## Exercise objective:
Check every line below, and copy those that include "this".

── Record extracts ──

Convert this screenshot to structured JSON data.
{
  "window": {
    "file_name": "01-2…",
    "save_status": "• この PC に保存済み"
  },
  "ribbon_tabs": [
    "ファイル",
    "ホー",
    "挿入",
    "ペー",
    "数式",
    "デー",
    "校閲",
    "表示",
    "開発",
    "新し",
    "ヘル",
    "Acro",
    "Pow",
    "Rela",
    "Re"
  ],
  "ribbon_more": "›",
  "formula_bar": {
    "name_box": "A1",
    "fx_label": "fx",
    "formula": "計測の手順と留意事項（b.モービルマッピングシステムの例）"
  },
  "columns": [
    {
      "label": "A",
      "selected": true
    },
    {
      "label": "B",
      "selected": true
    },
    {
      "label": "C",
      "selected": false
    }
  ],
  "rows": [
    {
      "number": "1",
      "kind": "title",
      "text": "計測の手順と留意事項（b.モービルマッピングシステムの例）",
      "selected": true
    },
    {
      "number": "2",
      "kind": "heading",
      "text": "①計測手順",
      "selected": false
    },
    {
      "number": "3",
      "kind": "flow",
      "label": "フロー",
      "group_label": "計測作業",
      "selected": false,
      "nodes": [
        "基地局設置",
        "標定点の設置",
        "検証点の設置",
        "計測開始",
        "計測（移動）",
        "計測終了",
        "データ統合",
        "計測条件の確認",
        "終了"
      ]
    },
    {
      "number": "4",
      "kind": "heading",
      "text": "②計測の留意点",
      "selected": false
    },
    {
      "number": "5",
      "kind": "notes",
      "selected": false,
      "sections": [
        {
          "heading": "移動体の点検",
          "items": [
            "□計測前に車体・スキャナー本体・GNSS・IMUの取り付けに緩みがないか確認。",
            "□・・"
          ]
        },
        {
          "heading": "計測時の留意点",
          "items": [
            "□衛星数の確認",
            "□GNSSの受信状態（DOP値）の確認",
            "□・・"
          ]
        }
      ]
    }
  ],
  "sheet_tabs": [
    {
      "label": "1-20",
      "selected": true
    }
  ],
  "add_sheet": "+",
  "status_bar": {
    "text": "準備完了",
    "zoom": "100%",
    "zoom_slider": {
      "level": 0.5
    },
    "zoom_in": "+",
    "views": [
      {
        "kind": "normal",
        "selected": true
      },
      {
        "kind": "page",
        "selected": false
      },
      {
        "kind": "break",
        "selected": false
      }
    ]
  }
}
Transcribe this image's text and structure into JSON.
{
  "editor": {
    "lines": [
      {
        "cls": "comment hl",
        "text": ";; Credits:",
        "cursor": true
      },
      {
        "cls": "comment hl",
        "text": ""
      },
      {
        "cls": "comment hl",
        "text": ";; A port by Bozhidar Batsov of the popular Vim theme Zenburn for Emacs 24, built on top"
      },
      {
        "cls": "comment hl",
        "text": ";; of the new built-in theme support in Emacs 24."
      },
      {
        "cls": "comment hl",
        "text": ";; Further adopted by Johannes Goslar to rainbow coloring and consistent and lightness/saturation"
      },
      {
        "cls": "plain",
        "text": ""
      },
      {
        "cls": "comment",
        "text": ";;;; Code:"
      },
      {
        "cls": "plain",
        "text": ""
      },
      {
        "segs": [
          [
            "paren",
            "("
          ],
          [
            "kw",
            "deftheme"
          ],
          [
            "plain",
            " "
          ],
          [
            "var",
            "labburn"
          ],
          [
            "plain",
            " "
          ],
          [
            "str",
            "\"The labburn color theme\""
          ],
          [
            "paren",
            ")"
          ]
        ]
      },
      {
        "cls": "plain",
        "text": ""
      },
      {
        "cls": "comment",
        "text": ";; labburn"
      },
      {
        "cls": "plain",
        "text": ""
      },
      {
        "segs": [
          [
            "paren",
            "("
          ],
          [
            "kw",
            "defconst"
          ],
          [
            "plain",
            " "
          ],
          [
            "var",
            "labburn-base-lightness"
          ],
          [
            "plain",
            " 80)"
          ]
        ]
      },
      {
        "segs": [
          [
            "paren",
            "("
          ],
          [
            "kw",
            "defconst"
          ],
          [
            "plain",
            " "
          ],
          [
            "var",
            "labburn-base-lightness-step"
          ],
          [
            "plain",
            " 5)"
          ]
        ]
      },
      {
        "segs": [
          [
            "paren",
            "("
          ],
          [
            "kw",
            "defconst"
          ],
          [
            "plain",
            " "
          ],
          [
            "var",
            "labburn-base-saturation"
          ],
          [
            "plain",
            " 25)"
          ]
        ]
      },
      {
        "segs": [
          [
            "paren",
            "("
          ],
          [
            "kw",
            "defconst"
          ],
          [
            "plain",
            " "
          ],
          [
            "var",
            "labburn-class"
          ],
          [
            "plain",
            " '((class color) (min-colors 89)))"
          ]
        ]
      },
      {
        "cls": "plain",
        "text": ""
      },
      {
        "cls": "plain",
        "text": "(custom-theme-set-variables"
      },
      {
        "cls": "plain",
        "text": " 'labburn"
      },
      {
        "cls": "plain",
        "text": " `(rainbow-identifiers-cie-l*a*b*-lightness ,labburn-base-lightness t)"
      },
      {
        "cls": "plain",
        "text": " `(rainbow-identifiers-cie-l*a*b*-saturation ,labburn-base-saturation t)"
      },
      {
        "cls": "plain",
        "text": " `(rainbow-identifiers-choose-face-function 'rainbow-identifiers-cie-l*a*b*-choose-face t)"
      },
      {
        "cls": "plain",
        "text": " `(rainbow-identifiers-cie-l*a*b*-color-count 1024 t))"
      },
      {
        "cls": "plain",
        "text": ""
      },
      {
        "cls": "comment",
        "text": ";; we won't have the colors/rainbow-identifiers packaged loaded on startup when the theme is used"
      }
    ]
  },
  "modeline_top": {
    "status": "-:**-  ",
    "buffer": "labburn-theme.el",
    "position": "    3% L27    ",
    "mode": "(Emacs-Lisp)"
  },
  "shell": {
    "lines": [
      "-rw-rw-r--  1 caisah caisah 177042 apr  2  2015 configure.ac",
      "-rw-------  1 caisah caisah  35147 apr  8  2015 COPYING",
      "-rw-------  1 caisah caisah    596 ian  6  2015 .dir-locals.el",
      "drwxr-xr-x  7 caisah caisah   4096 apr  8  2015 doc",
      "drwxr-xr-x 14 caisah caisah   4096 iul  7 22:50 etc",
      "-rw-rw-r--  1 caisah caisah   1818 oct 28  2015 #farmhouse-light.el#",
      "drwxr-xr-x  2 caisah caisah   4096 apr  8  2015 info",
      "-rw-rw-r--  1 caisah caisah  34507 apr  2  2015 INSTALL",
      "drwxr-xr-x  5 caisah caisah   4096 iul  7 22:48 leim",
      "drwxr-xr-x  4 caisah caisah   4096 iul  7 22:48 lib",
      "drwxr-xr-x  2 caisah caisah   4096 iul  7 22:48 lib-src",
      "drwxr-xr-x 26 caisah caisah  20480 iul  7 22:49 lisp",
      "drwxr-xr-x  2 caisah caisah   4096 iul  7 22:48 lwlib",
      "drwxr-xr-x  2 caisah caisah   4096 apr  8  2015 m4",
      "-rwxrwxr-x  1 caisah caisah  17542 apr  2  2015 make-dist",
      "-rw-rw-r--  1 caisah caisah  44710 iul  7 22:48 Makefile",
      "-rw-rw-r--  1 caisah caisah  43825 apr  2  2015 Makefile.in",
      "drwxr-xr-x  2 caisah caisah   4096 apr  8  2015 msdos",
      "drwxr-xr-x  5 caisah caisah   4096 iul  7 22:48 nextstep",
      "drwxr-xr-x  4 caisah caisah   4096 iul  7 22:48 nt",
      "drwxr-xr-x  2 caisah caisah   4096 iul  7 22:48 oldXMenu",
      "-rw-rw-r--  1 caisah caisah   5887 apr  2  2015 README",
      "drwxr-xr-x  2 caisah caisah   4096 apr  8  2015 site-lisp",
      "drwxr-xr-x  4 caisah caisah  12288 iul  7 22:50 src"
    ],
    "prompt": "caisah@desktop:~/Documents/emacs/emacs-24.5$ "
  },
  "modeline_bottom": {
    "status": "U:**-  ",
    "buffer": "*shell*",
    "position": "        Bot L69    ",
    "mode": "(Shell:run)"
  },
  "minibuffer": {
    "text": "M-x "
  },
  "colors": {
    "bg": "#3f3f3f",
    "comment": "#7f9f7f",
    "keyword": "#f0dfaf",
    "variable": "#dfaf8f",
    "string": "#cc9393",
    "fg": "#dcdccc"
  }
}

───

## Written response:
Convert this screenshot to structured JSON data.
Transcribe this image's text and structure into JSON.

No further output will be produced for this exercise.